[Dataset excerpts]
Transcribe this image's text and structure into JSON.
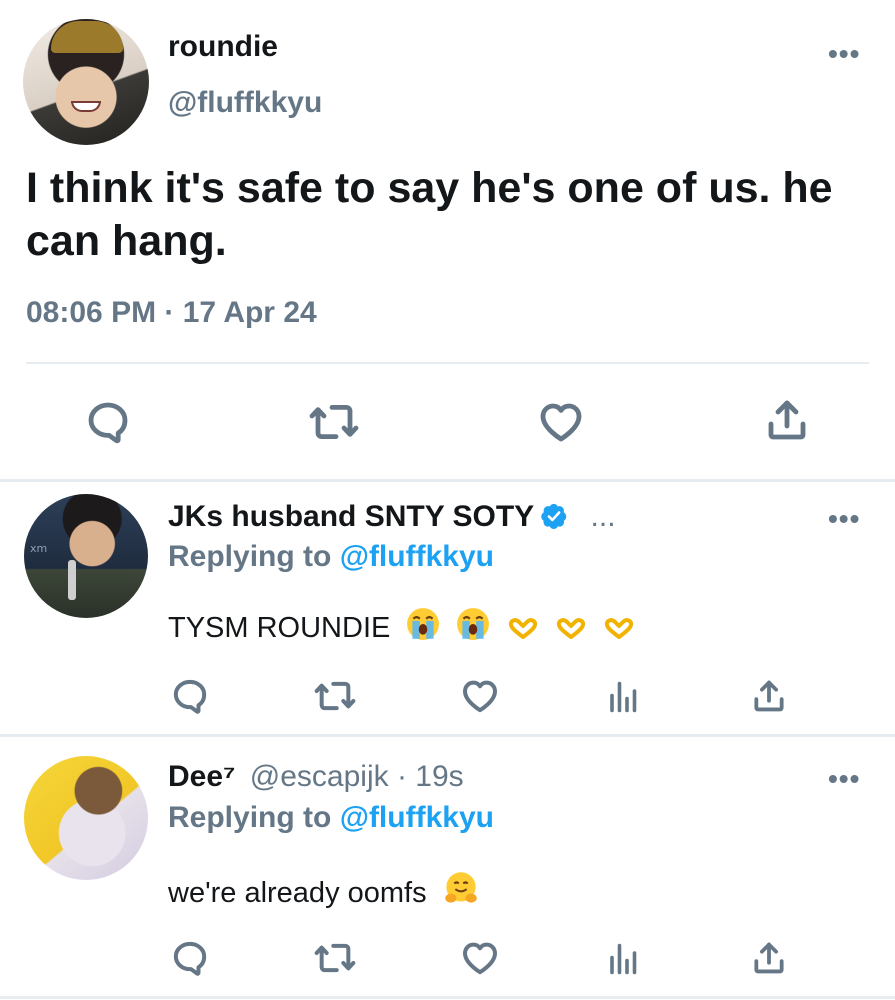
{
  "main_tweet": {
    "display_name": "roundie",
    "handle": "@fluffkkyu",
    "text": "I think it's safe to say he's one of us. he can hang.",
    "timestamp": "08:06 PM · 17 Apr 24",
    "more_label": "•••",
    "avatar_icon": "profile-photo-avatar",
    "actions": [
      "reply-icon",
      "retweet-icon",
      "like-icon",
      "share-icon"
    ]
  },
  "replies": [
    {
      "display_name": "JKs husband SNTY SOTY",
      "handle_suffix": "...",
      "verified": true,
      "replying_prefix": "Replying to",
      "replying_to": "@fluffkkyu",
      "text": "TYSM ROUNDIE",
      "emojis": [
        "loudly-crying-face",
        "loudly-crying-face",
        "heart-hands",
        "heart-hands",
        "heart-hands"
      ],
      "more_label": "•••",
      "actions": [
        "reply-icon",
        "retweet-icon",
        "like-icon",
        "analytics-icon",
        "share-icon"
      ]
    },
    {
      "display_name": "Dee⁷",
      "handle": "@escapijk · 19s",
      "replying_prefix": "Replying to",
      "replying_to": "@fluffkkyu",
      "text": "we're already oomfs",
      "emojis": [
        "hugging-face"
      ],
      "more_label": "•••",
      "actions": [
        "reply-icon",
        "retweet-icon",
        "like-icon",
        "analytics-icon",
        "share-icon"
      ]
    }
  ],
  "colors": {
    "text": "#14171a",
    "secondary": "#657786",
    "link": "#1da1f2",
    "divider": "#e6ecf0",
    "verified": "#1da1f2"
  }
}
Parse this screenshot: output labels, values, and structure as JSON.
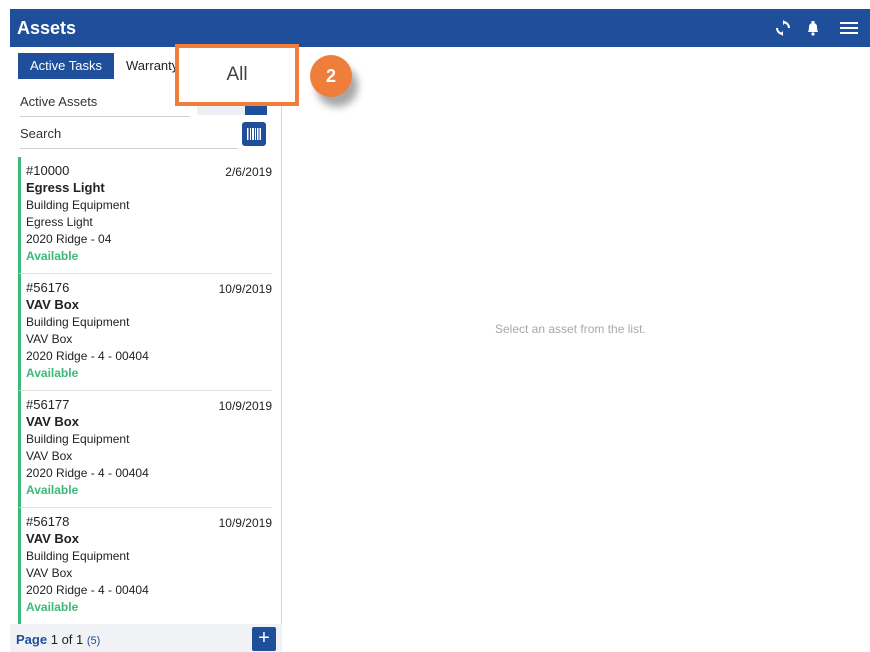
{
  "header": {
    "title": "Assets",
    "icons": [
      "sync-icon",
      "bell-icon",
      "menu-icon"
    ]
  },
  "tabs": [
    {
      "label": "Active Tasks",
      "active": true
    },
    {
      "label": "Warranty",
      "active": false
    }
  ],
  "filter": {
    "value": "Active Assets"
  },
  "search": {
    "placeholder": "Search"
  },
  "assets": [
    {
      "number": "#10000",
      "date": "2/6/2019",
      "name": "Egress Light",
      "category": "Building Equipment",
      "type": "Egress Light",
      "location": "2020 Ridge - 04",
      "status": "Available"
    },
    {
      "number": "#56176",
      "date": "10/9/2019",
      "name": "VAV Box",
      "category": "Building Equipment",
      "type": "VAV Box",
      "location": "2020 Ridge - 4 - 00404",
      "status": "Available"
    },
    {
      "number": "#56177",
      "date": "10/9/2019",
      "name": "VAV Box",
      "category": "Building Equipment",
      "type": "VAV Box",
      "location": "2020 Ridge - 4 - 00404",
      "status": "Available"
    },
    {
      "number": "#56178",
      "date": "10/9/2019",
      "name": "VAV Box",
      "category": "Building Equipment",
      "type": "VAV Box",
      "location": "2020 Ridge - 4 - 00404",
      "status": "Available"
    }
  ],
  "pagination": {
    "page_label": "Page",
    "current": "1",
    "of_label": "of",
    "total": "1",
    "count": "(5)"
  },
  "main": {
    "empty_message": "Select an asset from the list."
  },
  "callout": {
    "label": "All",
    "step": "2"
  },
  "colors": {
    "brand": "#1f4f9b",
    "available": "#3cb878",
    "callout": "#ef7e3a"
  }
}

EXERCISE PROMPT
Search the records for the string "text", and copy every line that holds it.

THE ANSWER
Transcribe this image's text and structure into JSON.
    "text": "I think it's safe to say he's one of us. he can hang.",
      "text": "TYSM ROUNDIE",
      "text": "we're already oomfs",
    "text": "#14171a",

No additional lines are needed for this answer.